(Beginning of Input)

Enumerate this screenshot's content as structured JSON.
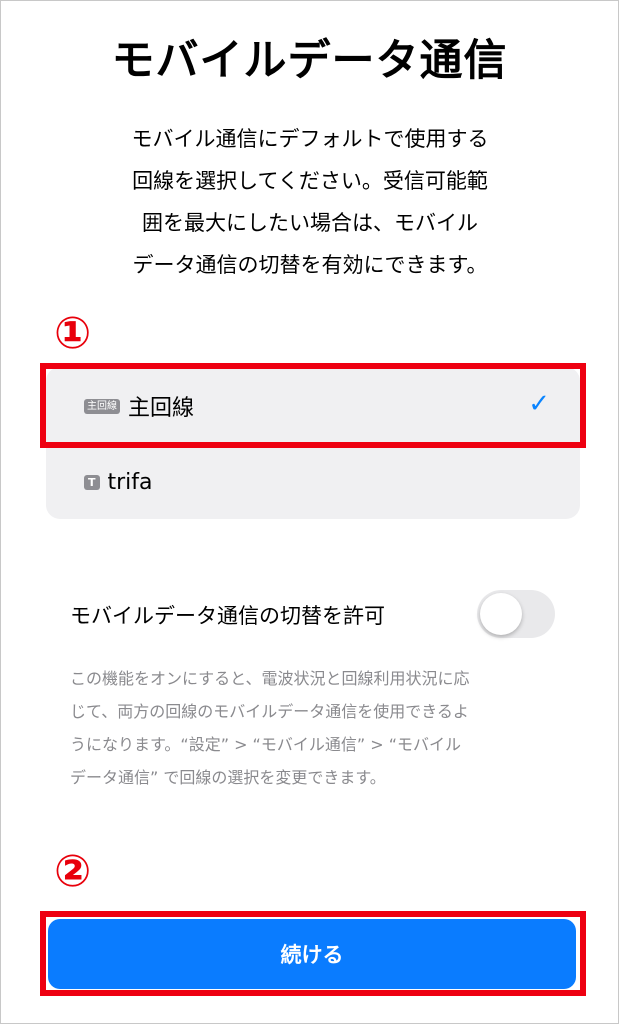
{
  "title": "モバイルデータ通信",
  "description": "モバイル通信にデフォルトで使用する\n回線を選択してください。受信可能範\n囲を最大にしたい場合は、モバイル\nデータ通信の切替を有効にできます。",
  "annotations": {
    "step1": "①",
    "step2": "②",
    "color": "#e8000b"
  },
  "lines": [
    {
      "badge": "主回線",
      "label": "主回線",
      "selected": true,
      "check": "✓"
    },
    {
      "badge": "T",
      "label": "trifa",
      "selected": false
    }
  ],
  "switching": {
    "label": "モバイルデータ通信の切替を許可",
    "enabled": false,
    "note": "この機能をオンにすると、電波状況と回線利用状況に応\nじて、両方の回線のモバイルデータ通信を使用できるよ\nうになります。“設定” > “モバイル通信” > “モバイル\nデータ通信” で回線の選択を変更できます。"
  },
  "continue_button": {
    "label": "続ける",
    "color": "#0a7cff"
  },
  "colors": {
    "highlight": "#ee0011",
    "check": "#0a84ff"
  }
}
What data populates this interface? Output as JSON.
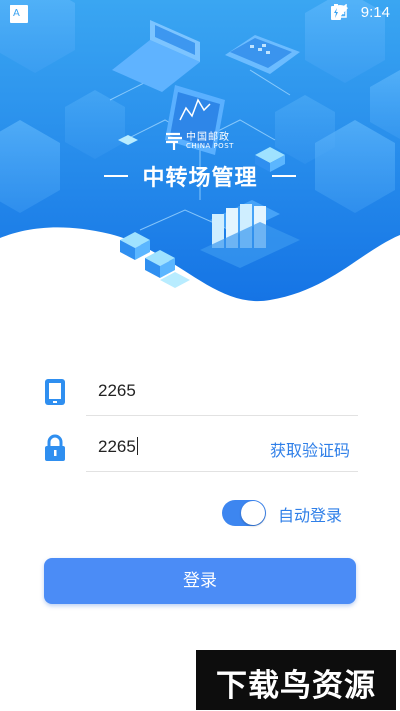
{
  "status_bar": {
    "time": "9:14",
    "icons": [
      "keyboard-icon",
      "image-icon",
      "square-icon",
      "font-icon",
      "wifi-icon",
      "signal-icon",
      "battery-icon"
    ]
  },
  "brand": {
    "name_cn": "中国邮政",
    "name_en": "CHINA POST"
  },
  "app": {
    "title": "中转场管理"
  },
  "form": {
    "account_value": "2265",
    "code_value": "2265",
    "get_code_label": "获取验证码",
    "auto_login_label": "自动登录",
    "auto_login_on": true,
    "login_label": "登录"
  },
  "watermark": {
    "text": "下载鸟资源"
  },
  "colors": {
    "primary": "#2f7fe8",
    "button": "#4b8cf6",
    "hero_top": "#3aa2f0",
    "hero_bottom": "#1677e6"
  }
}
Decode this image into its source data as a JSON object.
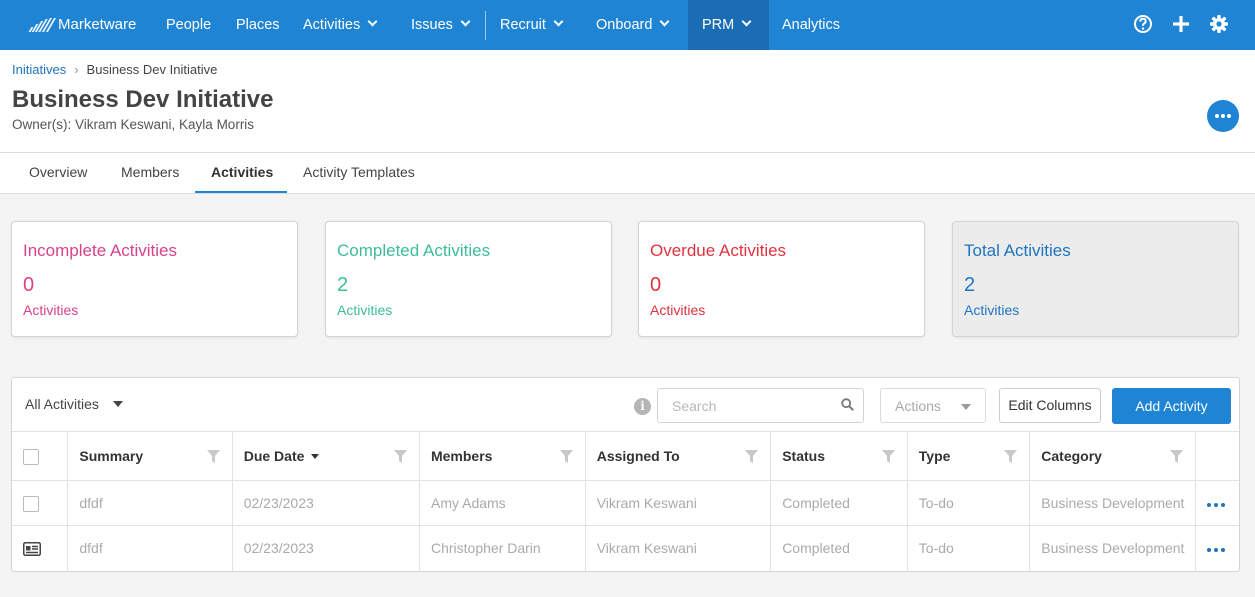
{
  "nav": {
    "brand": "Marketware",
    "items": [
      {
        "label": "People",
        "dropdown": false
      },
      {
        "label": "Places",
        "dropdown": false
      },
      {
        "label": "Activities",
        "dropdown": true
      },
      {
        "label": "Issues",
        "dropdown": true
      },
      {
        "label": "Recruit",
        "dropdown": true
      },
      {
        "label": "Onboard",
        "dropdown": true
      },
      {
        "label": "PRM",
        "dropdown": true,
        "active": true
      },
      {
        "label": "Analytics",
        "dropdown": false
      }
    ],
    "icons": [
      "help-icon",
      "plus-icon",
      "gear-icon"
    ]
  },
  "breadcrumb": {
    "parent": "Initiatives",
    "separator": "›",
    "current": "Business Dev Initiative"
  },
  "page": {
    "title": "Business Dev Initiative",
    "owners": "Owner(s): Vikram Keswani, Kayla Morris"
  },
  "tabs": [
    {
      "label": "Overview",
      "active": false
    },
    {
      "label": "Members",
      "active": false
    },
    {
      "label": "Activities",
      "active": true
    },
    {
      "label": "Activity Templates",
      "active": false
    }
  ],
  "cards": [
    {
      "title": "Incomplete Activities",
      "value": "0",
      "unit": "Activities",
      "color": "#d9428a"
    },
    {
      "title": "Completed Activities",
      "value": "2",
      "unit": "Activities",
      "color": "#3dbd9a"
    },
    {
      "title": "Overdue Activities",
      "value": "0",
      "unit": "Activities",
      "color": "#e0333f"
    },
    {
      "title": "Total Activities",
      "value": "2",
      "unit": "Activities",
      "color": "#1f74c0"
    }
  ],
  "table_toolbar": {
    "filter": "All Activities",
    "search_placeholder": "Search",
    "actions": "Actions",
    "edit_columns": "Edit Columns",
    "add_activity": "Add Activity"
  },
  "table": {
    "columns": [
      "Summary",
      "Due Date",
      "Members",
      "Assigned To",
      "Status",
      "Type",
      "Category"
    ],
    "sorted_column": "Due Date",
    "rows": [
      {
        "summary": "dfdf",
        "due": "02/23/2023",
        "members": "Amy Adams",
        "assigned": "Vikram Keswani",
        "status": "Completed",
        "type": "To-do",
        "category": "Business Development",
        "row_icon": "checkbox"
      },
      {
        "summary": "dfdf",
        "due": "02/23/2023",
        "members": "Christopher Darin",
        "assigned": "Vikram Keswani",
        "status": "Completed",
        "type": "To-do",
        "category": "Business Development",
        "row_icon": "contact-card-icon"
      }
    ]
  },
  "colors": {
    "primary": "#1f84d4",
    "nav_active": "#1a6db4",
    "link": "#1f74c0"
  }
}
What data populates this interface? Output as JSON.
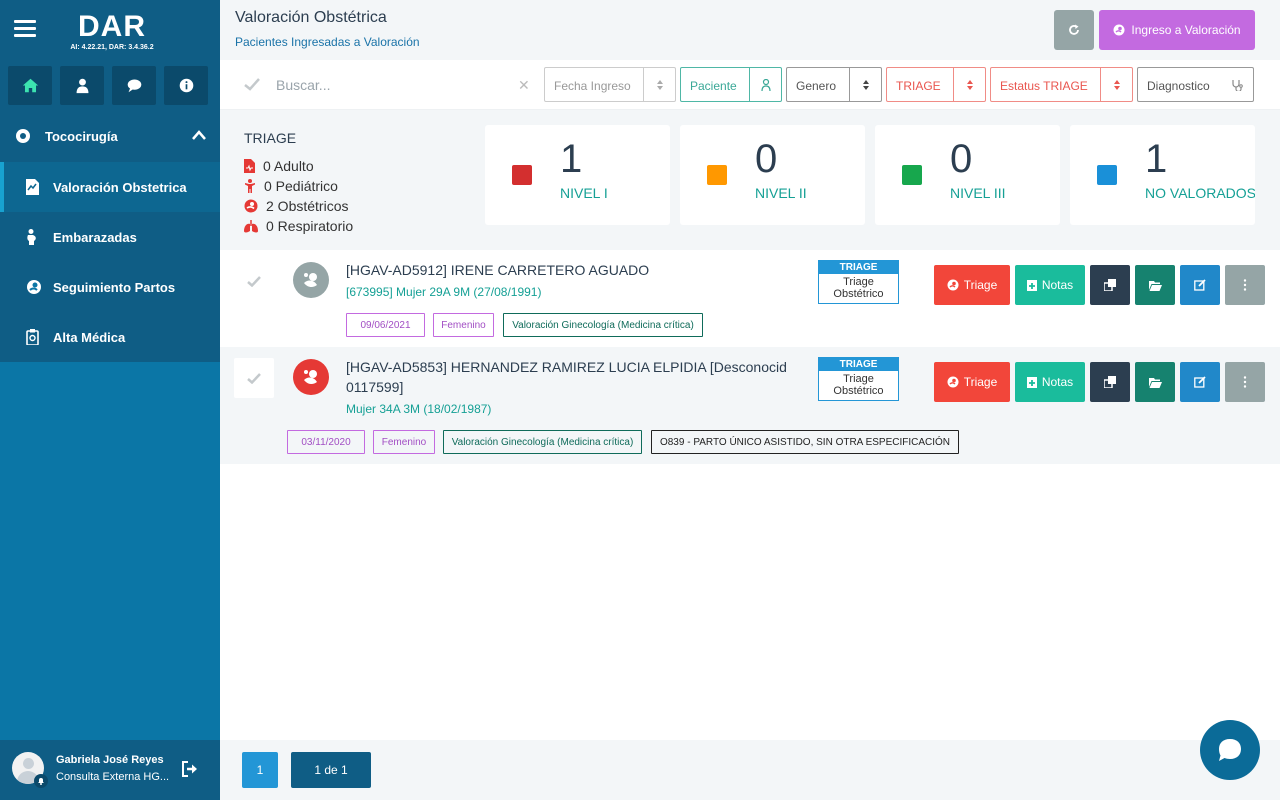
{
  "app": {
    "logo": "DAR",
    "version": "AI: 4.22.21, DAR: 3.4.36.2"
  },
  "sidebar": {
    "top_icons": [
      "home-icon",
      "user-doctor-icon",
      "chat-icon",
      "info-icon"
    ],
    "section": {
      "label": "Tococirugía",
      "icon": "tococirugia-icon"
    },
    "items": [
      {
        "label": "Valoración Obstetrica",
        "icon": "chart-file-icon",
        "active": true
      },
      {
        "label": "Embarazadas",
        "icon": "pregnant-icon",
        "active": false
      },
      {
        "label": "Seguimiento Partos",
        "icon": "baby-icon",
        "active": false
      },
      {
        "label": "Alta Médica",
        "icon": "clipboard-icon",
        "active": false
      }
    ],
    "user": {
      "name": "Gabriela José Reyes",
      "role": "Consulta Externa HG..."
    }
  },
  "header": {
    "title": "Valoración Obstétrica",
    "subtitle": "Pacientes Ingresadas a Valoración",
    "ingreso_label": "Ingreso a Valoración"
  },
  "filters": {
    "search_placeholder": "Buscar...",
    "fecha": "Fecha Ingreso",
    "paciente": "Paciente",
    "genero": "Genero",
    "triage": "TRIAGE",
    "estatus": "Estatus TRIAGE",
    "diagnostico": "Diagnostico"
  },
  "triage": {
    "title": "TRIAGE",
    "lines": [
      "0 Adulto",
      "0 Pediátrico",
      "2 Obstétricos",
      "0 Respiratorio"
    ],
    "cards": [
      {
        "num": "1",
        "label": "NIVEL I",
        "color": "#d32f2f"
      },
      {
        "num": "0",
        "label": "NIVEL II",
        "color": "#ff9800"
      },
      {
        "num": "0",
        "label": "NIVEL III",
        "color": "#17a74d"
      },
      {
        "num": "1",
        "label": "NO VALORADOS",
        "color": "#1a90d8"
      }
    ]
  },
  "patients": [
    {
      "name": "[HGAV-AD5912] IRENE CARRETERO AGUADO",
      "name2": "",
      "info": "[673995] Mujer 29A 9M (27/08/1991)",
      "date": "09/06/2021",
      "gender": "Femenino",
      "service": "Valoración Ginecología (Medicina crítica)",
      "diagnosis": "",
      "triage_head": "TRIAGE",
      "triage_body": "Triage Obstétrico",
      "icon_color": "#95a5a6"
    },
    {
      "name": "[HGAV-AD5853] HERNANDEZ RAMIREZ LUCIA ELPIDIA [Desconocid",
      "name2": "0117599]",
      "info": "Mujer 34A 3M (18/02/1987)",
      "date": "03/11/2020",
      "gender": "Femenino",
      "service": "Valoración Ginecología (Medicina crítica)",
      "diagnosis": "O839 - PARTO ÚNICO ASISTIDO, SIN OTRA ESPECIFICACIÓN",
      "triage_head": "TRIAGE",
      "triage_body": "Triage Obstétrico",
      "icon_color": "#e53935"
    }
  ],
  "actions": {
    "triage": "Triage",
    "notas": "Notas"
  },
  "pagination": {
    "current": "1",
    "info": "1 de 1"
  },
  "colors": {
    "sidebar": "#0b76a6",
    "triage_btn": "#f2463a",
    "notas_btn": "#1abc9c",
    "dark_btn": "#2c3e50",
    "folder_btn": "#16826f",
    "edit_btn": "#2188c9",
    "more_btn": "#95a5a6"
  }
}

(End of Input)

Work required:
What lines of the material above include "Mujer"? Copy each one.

Task output:
      "info": "[673995] Mujer 29A 9M (27/08/1991)",
      "info": "Mujer 34A 3M (18/02/1987)",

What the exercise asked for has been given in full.